Professor Josep Trueta became the third Nuffield Professor of Orthopaedics, and Head of Department, in 1949. Originally from Catalonia, Trueta received his medical training at the University of Barcelona and the Hospital de la Santa Creu I Sant Pau. He was a surgeon during the Spanish Civil War (1936-1939), when he fully developed his methods of treating war injuries, which were later used extensively in the treatment of war casualties.
As a Catalan nationalist, Trueta was forced into exile after the Spanish Civil War, arriving in England in 1939. He became an adviser to the Ministry of Health, and in September 1939 G. R. Girdlestone, the first Nuffield professor of orthopaedic surgery, heard Trueta lecture on bombing casualties and invited him to Oxford. Their friendship led to the establishment of the Oxford school of orthopaedics and the Wingfield-Morris Hospital (now the Nuffield Orthopaedic Centre).
During his time as Head of Department, Trueta was instrumental in persuading Lord Nuffield to finance the construction of the Nuffield Orthopaedic Centre. He was a pioneer of combining medical research with the treatment of patients. He retired in 1966 and moved back to Catalonia. During his lifetime he was awarded 66 distinctions from governments, Universities and Scientific Societies around the world. He published nearly 200 papers and 15 books.

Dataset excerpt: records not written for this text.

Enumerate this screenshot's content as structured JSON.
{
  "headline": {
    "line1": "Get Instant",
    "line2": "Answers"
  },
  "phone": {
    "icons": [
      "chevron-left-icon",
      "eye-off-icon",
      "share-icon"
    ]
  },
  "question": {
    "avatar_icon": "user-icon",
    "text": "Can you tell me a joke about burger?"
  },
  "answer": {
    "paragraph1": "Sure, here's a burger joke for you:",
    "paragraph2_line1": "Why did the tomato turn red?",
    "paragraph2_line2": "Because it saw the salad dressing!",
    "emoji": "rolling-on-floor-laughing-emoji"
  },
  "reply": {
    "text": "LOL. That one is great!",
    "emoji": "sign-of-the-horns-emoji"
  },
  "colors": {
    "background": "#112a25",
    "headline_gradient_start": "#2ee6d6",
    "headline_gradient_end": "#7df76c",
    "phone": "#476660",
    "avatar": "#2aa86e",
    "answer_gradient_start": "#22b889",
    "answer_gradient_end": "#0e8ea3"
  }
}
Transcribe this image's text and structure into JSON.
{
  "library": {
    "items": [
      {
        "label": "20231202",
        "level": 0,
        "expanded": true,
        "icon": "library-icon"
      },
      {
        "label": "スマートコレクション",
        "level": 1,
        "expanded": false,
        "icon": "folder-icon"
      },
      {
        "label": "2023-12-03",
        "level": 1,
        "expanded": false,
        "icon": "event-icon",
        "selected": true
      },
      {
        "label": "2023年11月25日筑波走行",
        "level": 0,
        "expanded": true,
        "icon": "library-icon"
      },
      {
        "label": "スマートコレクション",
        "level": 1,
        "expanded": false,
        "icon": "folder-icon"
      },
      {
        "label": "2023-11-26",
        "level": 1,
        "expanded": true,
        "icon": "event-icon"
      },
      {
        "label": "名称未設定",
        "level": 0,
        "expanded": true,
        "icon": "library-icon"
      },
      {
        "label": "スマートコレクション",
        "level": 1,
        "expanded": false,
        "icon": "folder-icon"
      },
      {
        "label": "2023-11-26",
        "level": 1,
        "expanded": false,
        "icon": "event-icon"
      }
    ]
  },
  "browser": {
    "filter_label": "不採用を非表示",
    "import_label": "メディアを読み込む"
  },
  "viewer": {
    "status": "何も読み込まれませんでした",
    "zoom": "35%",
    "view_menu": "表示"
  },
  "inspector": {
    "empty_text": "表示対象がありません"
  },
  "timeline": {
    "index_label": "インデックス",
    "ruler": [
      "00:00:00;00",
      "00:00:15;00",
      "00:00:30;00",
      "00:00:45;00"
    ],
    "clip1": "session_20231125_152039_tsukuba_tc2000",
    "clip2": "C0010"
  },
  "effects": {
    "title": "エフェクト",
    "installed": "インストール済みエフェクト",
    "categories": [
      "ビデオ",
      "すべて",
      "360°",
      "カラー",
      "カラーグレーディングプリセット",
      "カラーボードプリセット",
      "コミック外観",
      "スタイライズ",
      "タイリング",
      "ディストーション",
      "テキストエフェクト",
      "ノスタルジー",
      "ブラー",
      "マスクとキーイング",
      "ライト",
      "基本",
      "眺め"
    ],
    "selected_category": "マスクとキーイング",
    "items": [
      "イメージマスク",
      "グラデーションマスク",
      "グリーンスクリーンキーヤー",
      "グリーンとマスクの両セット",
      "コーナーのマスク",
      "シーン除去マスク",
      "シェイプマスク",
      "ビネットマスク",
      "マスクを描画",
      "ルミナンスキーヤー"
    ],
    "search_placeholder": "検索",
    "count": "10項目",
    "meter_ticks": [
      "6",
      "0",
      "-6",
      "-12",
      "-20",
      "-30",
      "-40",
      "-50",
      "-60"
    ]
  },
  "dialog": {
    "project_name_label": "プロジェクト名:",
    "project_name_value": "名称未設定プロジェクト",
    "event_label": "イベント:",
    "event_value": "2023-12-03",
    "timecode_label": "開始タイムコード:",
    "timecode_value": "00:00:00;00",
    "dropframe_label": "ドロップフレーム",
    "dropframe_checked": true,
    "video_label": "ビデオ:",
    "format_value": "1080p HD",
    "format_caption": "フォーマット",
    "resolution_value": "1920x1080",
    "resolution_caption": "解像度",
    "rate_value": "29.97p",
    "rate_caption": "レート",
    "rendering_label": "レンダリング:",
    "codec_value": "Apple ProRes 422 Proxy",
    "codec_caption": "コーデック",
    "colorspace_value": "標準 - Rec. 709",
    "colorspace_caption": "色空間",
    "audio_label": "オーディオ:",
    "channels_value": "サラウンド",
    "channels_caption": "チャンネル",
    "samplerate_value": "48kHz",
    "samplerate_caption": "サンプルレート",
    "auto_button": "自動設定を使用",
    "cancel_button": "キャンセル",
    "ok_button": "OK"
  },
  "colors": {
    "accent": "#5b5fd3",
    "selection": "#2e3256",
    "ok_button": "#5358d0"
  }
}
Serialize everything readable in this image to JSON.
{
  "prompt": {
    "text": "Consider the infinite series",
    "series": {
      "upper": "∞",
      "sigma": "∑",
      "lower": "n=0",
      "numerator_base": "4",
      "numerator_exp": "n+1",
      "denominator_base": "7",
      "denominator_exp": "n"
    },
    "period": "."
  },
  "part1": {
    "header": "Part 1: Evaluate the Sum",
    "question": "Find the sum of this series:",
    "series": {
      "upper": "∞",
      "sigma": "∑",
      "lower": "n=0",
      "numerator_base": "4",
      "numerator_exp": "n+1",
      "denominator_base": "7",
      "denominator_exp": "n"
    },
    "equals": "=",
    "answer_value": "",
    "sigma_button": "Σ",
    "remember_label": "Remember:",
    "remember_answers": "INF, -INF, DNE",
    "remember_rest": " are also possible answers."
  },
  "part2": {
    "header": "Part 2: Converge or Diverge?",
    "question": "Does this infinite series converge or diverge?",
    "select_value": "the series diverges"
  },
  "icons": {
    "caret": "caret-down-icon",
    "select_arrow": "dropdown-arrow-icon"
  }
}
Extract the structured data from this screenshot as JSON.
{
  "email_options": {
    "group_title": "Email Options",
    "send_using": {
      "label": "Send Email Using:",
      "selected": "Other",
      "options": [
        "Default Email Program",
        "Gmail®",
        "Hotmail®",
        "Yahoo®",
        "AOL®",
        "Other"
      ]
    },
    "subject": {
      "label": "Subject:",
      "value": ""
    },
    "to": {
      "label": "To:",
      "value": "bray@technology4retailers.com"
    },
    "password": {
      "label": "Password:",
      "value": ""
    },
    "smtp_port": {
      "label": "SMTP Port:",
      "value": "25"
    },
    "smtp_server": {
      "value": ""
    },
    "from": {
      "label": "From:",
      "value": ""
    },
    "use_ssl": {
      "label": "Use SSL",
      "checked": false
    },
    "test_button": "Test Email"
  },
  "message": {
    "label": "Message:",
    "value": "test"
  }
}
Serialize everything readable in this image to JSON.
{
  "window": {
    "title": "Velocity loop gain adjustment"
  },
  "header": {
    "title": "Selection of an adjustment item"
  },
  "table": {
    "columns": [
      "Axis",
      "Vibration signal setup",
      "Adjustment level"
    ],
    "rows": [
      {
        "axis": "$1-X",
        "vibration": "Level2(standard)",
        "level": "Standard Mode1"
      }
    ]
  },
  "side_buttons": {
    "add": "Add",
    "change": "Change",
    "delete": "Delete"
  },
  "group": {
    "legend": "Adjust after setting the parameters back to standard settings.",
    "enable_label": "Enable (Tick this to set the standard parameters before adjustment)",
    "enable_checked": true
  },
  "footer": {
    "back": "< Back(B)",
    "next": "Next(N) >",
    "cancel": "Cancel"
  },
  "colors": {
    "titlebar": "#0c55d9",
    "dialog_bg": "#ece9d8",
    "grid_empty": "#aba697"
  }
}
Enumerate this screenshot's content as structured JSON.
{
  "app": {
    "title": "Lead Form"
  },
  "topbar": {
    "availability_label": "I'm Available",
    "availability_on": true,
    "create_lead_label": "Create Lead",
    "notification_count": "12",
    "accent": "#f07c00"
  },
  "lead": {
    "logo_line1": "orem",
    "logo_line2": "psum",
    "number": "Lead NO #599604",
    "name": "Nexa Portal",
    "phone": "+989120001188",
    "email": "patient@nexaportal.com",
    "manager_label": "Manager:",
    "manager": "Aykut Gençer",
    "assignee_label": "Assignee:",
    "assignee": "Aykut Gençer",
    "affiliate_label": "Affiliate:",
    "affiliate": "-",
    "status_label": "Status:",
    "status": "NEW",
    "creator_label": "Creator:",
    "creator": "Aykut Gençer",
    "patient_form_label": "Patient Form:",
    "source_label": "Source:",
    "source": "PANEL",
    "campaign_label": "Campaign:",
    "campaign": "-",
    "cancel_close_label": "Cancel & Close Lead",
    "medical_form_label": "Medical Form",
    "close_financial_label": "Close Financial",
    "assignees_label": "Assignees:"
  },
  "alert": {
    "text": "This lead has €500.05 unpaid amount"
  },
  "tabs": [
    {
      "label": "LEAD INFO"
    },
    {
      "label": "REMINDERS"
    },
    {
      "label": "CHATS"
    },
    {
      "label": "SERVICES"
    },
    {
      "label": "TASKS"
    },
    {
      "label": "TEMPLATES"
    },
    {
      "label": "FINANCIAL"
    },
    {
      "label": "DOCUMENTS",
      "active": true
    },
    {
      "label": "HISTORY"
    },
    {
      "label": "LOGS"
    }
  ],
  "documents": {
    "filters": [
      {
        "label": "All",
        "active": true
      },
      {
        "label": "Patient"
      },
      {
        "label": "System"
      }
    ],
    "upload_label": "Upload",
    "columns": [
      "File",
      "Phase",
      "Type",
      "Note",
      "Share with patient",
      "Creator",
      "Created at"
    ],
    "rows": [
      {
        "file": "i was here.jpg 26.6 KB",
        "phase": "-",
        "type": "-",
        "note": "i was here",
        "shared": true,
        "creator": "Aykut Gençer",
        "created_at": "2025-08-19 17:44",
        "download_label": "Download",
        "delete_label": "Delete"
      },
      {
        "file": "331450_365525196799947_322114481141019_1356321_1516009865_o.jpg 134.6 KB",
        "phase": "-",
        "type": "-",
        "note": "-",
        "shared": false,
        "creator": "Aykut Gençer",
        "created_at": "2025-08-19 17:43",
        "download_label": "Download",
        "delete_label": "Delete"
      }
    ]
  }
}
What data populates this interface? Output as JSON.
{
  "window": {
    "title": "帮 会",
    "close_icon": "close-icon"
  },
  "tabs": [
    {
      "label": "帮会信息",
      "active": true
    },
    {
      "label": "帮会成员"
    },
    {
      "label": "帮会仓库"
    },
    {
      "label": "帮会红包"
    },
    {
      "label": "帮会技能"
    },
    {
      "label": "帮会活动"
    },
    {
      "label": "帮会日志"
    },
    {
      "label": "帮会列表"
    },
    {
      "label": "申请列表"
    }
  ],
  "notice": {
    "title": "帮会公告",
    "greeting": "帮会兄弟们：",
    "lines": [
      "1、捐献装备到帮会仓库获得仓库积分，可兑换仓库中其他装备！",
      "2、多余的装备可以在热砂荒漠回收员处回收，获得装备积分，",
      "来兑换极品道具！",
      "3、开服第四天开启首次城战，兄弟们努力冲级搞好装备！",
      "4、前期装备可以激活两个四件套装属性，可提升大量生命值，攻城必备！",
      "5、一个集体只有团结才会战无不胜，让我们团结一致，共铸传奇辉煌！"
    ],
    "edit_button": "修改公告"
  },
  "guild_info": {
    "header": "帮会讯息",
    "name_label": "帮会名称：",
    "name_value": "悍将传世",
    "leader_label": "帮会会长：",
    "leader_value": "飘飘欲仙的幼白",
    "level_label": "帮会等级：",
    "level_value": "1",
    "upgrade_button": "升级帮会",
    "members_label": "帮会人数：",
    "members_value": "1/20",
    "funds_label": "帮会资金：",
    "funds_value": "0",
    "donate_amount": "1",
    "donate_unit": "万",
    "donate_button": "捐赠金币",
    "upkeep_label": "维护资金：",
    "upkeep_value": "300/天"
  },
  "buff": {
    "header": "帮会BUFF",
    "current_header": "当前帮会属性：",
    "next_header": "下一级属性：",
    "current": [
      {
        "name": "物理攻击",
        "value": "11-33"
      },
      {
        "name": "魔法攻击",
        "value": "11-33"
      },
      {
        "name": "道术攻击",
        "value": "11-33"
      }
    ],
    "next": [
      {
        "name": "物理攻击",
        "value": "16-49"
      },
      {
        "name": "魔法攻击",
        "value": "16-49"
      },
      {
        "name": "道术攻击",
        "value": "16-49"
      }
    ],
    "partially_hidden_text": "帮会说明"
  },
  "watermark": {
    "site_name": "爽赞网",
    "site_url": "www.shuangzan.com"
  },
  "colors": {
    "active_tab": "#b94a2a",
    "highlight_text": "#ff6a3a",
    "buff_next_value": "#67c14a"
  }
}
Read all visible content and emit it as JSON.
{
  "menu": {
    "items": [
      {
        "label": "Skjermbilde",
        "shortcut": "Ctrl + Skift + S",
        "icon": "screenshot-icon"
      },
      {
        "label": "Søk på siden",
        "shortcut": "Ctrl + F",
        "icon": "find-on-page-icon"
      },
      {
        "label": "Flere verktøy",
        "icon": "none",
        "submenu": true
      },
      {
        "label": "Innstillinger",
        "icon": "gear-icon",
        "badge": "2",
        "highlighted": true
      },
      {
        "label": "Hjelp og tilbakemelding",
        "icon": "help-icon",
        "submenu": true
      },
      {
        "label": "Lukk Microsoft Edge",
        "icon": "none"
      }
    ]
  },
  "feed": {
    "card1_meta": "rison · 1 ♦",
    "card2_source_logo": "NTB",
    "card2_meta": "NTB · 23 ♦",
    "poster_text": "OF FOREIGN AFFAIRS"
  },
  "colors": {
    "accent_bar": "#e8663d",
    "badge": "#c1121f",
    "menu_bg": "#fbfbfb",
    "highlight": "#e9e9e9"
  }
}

Trueta's great-granddaughter Julia Strubell began her visit with a series of presentations by students in Prof Dani Prieto-Alhambra’s group, each presenting on their area of research. She deliberated over each of the ‘elevator pitches’ presenting a prize to the one she considered most insightful and engaging. The prize went to Annika Jodicke whose research highlighted the collaboration between Spain and the UK.
Prof Martin McNally, President of the Girdlestone Orthopaedic Society (GOS), shared some history of Trueta and his life and legacy at Oxford. Trueta was the first GOS President and started the Thursday morning limb reconstruction clinic at the NOC, which Martin ran for 23 years. He presented a "Trueta Medal", which used to be given out to Trueta Lecturers, to Julia for the family to keep.
Clearly moved by the occasion Julia said she was humbled and happy to be at Oxford and the visit had helped her not only understand Trueta as a figure but also his influence at Oxford.
The current Head of Department Prof Jonny Rees, showed Julia an exhibition of artefacts and photos, including a bust of Prof Trueta, that led an exchange of stories about the history of the NOC and development of orthopaedic research at the department, that had been spearheaded by Trueta’s early work and publications.